From the moment our children are born, our job as parents is to hold them close and let them go at the same time; from learning to crawl to first steps to 3 hours of pre-school that felt like forever; the tearful agonizing joyful moment you let go of your little one’s hand to go to kindergarten; couldn’t wait to push them out the door at 13 and now suddenly…*gulp* All growed up??
18 years counting backwards. It all comes in a rush of memories of the gold star parenting moments, the epic fail parenting moments, the moments your child spoke with a wisdom that humbled you to your core. Flashbacks to every victory won, every loss, every accomplishment, every conversation about how there are no failures, only try try try; the tender way they snuggled with you while watching a movie (even in high school); the boo-boos they came running to you for a Band-aid and a kiss; the ginormous conversations with your teen that always happened in the car or while folding laundry or doing the dishes where you tried not to let your jaw drop and keep your center at what they were confiding - the simultaneous glad they felt they could come to you and omg I don’t want to know.
Oh, how they would dutifully ignore you while at home and then wonder where you went if you left the house and the secret smile it brought to you that YES, in fact, you matter. It will forever sting of remembering how they loved you anyway through their tears because you yelled…again, because you were tired & cranky and they were the nearest target of your discontent.
All is cherished and forgiven as they stand before you, glowing with pride in the ceremony of the day of conferring diplomas of accomplishments. Both you and your child, glowing with pride of completing another milestone, another grade, another school - another year grown. Hope and promise of a new horizon.
Listen up, Life - be good to this kid because that’s my baby.
Every graduation my wish for my children was always this:
“You have to leave the city of your comfort and go into the wilderness of your intuition. You can’t get there by bus, only by hard work and risk and by not quite knowing what you’re doing. But what you’ll discover will be wonderful. What you’ll discover will be yourself.”

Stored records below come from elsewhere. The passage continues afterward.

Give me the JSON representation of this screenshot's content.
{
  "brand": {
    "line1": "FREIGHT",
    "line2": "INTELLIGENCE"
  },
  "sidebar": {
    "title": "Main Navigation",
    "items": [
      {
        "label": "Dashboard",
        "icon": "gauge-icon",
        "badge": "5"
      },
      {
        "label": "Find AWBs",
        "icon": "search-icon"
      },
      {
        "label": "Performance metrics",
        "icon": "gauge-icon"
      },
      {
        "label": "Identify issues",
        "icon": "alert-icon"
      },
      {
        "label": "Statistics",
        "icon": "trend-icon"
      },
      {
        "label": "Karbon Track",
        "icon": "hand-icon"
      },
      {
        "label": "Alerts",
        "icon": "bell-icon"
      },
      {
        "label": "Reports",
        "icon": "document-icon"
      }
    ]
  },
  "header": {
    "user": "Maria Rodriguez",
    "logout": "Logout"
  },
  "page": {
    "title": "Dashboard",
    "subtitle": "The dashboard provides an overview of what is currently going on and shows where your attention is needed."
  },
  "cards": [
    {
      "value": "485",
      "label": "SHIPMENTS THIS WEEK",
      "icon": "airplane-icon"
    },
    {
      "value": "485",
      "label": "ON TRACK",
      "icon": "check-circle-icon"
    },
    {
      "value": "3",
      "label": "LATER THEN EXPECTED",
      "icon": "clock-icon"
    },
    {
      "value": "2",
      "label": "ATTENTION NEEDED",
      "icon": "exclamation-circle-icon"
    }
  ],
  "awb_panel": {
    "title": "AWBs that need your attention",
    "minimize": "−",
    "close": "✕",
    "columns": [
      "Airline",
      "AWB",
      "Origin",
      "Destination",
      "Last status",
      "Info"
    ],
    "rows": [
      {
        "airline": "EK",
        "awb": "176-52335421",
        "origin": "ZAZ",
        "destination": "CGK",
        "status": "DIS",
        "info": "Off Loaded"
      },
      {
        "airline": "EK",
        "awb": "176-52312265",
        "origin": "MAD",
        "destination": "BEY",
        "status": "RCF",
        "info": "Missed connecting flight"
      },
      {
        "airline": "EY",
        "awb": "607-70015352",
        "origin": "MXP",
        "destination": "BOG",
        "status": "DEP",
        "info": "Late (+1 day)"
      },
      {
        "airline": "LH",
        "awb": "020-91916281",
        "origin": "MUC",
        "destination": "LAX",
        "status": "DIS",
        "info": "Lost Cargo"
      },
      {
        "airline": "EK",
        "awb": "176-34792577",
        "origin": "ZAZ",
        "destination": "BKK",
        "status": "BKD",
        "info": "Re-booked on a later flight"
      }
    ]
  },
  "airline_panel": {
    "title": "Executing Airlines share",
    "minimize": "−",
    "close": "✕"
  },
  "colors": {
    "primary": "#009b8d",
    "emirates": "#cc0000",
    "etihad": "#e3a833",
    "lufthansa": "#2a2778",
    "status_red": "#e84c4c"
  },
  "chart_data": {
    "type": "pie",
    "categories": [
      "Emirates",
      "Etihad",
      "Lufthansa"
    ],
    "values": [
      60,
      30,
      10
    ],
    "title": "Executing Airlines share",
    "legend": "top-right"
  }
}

- Graduation Speech by Alan Alda/Connecticut College,1980
Carole Moritz, contributor